A father who lost one of his twin daughters in a car crash in 2016 says the “disgusting condition” of Williamstown Cemetery is compounding his grief.
Peter Caruana said he had resorted to carrying a shovel, bucket and whipper snipper in his car to replace top soil and maintain his daughter’s grave himself.
“My every visit seems to find mud on the roads in the cemetery and whenever a burial has taken place the mud, rocks etcetera are strewn across the grounds,” he said.
“They’re doing construction work and they run their machinery over the gravesites, causing large indentations in the grass and soil.
“I am continuously dropping in and topping up the soil myself. I find this very disrespectful.
“I’ve actually got a bucket and shovel in my car to do it on the way home from work.

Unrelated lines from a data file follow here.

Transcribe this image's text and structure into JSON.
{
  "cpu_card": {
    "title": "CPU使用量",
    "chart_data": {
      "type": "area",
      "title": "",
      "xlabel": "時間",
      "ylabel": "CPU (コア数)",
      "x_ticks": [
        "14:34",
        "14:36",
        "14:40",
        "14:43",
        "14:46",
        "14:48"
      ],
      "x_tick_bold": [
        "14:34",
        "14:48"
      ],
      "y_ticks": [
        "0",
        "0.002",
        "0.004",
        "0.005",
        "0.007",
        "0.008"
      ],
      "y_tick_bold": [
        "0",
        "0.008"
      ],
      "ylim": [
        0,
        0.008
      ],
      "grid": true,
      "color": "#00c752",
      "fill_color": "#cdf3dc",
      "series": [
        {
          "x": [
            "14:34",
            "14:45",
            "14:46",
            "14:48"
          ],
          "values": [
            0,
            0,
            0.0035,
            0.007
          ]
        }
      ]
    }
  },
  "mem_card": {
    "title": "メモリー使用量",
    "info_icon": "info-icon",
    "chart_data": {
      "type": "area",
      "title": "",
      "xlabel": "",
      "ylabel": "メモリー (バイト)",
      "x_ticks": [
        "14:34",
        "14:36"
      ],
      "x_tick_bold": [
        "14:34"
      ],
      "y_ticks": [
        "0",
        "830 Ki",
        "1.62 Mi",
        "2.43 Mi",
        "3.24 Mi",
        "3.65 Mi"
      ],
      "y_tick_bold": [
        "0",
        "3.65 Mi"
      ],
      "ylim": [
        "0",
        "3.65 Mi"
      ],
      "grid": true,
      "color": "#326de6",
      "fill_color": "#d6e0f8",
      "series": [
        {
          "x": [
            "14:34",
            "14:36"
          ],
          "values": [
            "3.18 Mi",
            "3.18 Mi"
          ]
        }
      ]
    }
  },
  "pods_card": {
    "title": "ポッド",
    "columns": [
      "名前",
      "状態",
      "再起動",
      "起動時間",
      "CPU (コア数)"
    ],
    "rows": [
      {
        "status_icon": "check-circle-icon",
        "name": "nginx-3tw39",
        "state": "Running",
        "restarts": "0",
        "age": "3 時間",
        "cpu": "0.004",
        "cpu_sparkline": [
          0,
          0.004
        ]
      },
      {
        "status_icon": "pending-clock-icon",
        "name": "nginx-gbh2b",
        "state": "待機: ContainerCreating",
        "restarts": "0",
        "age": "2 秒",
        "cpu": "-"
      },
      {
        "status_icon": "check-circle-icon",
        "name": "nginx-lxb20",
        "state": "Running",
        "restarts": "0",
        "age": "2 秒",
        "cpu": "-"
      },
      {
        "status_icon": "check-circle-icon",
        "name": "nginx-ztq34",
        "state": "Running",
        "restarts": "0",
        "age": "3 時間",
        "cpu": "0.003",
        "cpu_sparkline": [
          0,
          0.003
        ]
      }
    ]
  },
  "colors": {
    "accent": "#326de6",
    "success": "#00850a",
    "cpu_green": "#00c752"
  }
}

“Every time my wife goes there, she sits there and shakes her head.”
Mr Caruana, who also has loved ones buried at Altona, Keilor and Melton cemeteries, said other memorial parks were in much better condition than Williamstown.

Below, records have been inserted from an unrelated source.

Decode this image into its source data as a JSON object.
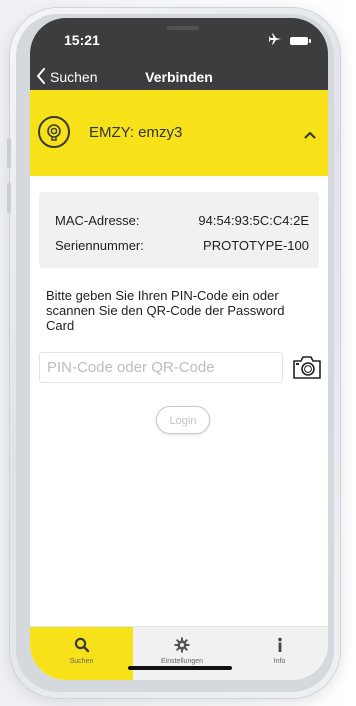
{
  "status_bar": {
    "time": "15:21"
  },
  "nav": {
    "back_label": "Suchen",
    "title": "Verbinden"
  },
  "device": {
    "name": "EMZY: emzy3"
  },
  "info": {
    "mac_label": "MAC-Adresse:",
    "mac_value": "94:54:93:5C:C4:2E",
    "serial_label": "Seriennummer:",
    "serial_value": "PROTOTYPE-100"
  },
  "instruction": "Bitte geben Sie Ihren PIN-Code ein oder scannen Sie den QR-Code der Password Card",
  "pin_input": {
    "placeholder": "PIN-Code oder QR-Code",
    "value": ""
  },
  "login_label": "Login",
  "tabs": [
    {
      "label": "Suchen",
      "icon": "search-icon",
      "active": true
    },
    {
      "label": "Einstellungen",
      "icon": "gear-icon",
      "active": false
    },
    {
      "label": "Info",
      "icon": "info-icon",
      "active": false
    }
  ],
  "colors": {
    "accent": "#f7e119",
    "header": "#3d3d3f"
  }
}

On numerous occasions, he has contacted The Greater Metropolitan Cemeteries Trust, which manages Williamstown Cemetery, to request better maintenance.
“Getting close to Christmas time, how would they feel to visit their family and loved ones and pay respect and look at it like that?” Mr Caruana said. “They’ve got no respect at all.”

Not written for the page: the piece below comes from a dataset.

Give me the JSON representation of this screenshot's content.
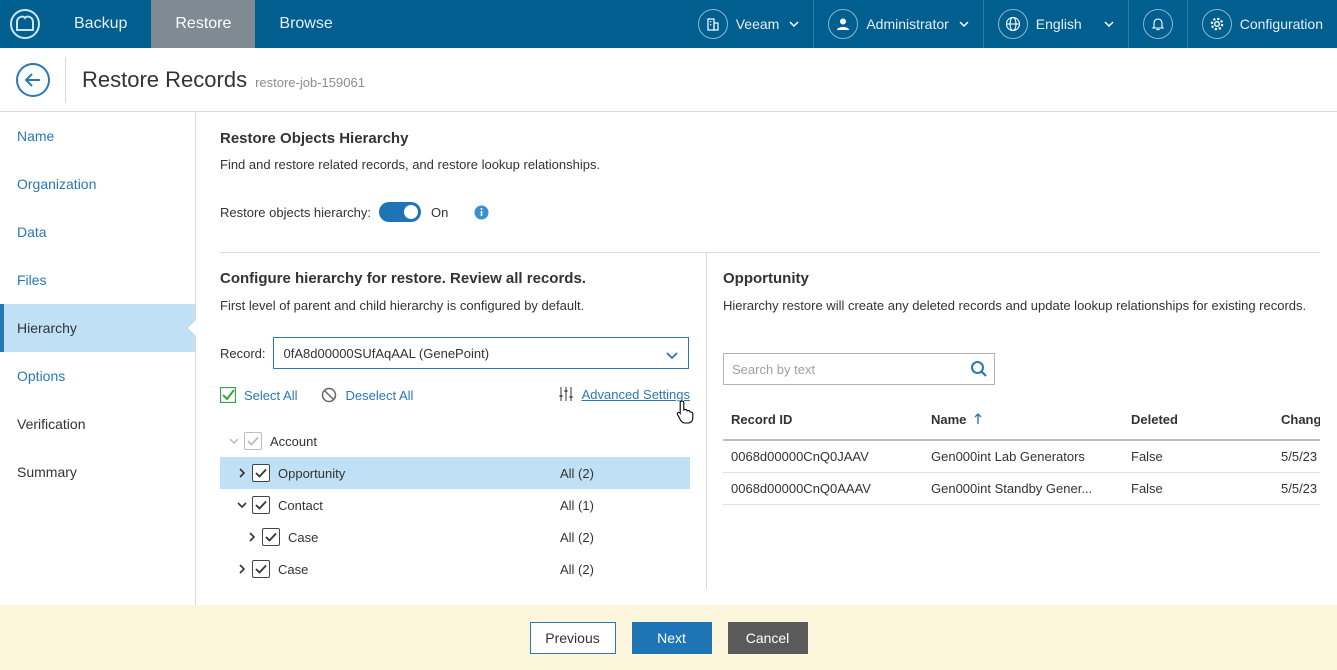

The Trust’s acting chief executive Deb Ganderton said staff at Williamstown were proud of their achievements and performed admirably under sometimes trying and difficult circumstances.
“Occasionally, in preparation for a funeral, especially after rain, mud in machinery tyres and tracks can be dislodged,” she said. “Our staff are diligent when cleaning up and regular street sweeping also addresses the problem.
“Our machinery may leave some indentations on the grass but on completion of the activity staff are quick to rectify any issues.”